Unwilling as I am to admit it, Mr. Major has many fine points. He has a shrewd mind, and he is willing to stick to his guns, but—speaking with the recklessness of an outsider who does not have a right to an opinion—I really hope that his government falls and leaves it to Mr. Blair to tie the knot with Europe. The Conservatives have grown too fat in their years of plenty, and it will be a good thing for them to go out into the wilderness of opposition. (American conservatives, too, need to be disciplined by at least four more years of Democratic misrule until they can learn not to get in bed with the gentiles.) If the Conservative Party is to belong to Mr. Major and Mr. Heseltine, then it is of no more use to Britain than the Republican Party is to the United States.
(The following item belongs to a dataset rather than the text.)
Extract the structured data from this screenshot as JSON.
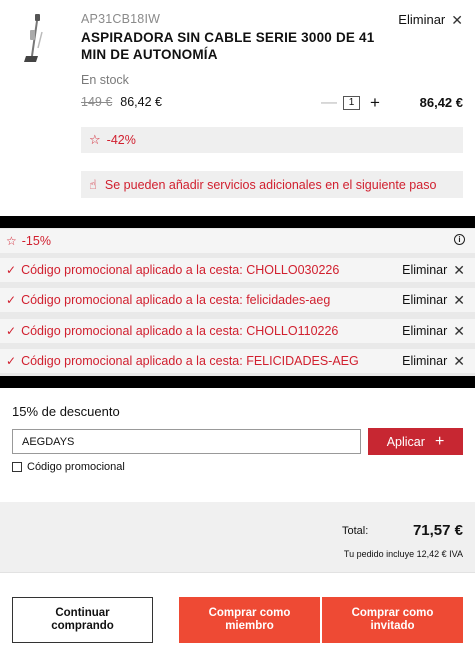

Whether any of my English friends will agree with me, I do not know, but the conservative embrace of Europe has done nothing to endear the party to the voters. While I was there in the spring, the Tories lost control of all the local councils in Scotland. Hearing that I am on my way to Scotland, Bill Cash jokes over dinner: “Tell me if you see any conservatives in Scotland.” I did, and he told me he was voting for the Scottish National Party, but that is another story.